What the task asks:
The required result is every line of the records that includes "title".

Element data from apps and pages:
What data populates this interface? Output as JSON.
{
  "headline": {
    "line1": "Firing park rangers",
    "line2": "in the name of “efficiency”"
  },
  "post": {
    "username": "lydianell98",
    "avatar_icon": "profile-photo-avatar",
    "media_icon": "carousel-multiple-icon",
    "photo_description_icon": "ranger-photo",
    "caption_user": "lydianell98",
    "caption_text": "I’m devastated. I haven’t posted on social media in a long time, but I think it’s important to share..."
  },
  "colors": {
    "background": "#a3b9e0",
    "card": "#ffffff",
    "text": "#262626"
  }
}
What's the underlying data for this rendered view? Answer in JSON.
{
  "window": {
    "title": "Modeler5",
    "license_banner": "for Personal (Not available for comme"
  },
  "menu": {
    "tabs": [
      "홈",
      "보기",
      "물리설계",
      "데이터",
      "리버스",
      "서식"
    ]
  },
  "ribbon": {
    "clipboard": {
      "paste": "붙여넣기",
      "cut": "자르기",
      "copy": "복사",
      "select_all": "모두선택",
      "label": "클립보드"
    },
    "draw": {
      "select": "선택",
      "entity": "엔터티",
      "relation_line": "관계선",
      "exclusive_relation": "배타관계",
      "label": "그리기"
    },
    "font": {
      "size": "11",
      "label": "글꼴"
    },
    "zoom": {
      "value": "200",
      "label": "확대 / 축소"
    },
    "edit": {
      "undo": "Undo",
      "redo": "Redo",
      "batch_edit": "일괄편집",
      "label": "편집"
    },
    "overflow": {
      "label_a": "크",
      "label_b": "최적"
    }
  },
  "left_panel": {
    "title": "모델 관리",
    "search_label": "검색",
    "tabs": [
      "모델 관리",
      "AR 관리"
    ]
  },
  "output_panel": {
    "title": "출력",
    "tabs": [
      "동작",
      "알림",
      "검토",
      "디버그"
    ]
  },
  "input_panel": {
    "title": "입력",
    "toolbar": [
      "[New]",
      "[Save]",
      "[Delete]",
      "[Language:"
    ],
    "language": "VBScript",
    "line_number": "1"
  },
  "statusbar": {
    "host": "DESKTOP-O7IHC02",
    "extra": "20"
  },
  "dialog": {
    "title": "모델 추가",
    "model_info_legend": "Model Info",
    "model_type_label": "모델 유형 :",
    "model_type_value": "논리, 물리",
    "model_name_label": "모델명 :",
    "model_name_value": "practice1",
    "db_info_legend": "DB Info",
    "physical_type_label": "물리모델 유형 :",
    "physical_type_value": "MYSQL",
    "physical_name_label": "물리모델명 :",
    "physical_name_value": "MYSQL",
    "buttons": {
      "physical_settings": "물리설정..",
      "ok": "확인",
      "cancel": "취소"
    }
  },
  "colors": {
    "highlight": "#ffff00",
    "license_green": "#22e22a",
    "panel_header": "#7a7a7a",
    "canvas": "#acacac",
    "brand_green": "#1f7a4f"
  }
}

Task result:
    "title": "Modeler5",
    "title": "모델 관리",
    "title": "출력",
    "title": "입력",
    "title": "모델 추가",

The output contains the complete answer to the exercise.